Determining whether the double vision is in both eyes or just in one is the most important initial step, as this could lead to very different diagnoses. They will start with basic eye tests – using an eye chart with lines of increasingly small letters to test your visual acuity (how clear your vision is). They will also conduct tests to check eye movement, such as covering one eye and asking you to focus on an object or asking you to track an object like a pen as they move it from side to side. This will allow them to see how well co-ordinated your eye movement is and how responsive your eyes are.

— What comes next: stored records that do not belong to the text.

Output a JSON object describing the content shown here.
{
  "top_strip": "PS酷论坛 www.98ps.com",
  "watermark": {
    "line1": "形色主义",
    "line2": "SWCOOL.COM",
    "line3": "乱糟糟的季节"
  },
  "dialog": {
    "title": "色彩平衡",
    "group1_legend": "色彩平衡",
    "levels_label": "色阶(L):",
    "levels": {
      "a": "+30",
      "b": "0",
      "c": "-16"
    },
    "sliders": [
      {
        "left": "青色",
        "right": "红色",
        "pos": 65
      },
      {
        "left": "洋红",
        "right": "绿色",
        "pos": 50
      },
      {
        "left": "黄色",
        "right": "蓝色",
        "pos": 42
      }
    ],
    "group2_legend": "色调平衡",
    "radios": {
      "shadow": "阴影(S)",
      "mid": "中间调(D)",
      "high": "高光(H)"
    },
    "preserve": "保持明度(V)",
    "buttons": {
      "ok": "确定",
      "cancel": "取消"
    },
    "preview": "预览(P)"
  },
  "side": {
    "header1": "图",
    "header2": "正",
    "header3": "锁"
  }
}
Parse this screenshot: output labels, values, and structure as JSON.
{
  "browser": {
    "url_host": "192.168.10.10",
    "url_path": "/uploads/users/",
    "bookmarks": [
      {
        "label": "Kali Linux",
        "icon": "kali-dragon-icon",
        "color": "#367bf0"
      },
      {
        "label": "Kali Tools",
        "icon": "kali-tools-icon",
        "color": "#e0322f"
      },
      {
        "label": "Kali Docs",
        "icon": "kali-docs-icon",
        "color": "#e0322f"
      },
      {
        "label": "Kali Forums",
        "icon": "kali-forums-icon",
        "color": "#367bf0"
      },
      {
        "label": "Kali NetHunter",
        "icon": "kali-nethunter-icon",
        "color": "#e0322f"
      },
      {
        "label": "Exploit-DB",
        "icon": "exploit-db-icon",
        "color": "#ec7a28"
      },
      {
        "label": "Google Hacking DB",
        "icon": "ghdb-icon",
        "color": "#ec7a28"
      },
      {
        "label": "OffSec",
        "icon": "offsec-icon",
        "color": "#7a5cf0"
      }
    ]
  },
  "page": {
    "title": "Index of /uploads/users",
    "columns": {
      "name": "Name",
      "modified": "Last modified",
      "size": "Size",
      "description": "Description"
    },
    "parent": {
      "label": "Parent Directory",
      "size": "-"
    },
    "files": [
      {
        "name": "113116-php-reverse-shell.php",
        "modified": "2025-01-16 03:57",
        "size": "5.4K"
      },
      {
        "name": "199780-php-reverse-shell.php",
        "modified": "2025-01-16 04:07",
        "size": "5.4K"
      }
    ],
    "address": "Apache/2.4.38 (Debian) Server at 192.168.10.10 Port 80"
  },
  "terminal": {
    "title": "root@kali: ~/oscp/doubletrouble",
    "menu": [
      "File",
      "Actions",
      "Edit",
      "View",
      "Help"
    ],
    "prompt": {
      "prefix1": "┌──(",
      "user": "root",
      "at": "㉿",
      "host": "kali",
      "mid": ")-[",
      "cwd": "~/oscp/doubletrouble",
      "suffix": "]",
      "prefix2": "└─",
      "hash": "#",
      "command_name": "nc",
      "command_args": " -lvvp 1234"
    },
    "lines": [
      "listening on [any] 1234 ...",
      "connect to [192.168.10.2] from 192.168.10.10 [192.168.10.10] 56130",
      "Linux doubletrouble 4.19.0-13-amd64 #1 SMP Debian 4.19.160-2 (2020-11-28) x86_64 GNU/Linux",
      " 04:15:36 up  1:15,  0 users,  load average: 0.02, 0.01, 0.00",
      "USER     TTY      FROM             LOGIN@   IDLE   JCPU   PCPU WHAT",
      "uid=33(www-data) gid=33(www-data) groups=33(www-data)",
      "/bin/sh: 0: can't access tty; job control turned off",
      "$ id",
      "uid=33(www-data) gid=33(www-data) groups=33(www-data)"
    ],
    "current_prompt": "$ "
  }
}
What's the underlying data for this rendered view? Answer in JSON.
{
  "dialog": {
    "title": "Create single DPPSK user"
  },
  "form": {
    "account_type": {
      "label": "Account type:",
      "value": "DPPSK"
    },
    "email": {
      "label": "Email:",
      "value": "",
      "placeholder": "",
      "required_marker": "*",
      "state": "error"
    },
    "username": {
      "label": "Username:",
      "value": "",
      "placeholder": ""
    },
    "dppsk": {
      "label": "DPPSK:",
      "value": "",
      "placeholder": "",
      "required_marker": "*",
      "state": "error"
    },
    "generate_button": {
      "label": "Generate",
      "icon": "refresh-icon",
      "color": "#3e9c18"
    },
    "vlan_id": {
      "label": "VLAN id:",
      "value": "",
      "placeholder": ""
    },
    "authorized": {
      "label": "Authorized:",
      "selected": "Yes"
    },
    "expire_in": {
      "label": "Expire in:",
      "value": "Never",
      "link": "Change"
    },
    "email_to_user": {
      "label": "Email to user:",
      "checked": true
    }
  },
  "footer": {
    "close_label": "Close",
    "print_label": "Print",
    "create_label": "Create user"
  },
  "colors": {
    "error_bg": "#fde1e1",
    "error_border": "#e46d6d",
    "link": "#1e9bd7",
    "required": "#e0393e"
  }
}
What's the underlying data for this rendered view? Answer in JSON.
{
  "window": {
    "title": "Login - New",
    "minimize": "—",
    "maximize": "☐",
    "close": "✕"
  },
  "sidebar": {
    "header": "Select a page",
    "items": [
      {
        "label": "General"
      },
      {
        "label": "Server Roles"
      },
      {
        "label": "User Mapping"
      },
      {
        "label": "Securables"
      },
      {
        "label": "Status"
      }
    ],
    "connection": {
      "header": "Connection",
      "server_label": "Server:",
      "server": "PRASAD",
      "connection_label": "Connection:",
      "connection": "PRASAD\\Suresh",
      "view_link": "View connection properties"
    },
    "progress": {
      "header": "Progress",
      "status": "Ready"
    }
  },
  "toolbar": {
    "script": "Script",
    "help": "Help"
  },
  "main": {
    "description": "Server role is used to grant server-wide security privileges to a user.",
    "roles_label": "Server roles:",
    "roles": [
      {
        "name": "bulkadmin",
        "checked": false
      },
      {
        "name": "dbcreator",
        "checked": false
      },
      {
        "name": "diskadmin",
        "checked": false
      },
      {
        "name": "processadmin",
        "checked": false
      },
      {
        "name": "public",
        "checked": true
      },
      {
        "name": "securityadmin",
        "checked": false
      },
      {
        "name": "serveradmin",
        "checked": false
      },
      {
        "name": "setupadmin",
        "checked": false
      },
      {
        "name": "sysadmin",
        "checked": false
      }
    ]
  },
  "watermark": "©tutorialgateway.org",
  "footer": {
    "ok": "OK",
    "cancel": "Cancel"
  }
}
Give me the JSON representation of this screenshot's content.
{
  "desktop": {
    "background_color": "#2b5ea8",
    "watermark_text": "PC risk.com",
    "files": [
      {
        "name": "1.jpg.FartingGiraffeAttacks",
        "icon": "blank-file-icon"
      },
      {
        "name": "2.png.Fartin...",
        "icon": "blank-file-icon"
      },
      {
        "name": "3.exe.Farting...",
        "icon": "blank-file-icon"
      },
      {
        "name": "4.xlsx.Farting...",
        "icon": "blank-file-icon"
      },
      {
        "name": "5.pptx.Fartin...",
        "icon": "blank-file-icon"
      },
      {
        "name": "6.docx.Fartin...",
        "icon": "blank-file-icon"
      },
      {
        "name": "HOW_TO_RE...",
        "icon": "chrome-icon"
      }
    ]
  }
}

They will examine the back of the eyes using a slit lamp test, which shines a slit of very bright light into your eye while the specialist examines the front and back of the eye with a special microscope. They may also use eye drops that contain a yellow dye - when a light is shone on the dye it illuminates any damage to the cornea making it easy to see. The dye is harmless, but will dilate/blur your vision for a few hours as well as leaving temporary stains.
Usually, these tests will be enough to determine the cause of your double vision, especially if it is a condition you also suffered as a child. If further tests are needed you may be referred for an MRI or CT scan where doctors can access detailed images of your eye muscles and surrounding areas using magnetic fields or X-rays.
How do you treat double vision?
The treatments depend on which form of double vision you have and what the specific cause is. Typically, an underlying condition is causing double vision and the treatment will involve rectifying that problem.
Monocular double vision
If the problem is caused by astigmatism, then corrective lenses, such as eyeglasses or contact lenses, can be used to compensate for the cornea’s irregular curve. Laser eye surgery can be used to permanently correct astigmatism; however, it is not available on the NHS – you would have to visit a specialist clinic.
If cataracts are the problem, then surgery is necessary. Cataract surgery is quite common so any procedure should be quick and complication-free. The cloudy lens will be removed and replaced with a man-made lens.
Binocular double vision
There are multiple treatments for Double Vision depending on the cause.
- Prescription glasses may be used to correct refractive errors like short- or long-sightedness. If the condition has developed into a lazy eye, then an eye patch will be used, which forces the patient to see only through the weaker eye, strengthening it and correcting the alignment.
- Eye exercises may be beneficial, they are designed to strengthen and re-align eyesight, in the same way, using a patch forces an eye to improve in strength. Most exercises involve repetitively focusing on different objects, such as a pencil until the eye muscles become tired. Much like with working out any other muscles, repetition and muscle memory are key to improvement.
- Fresnel lenses are sheets of plastic that can be attached to a pair of glasses in order to bend the light that shines through them. They act like prisms and are worn for several months, they can also be manufactured directly into a pair of glasses.
- A botulinum toxin injection may sometimes be given. The toxin relaxes the muscles around the eye which can then gradually realign in the right direction. Unfortunately, there are sometimes side effects like a worsening of double vision, droopy eyelids, or muscle weakness in the area of the injection.
- If the other treatments fail, then surgery may be necessary. The surgery will be performed on the extraocular muscles, changing their tightness to balance the different muscles. Under a general anaesthetic a surgeon will operate on the muscles, adjusting their position and sewing them into a new position, held in place with dissolvable sutures. There are potential complications with this surgery, such as a deterioration of the condition, or in very rare cases, damage to the eye.
- The last resort may be the use of an IOL (opaque intraocular lens), the same man-made lens that is used to treat cataracts. This carries with it several risks, such as potential damage to the existing lens and reduced vision.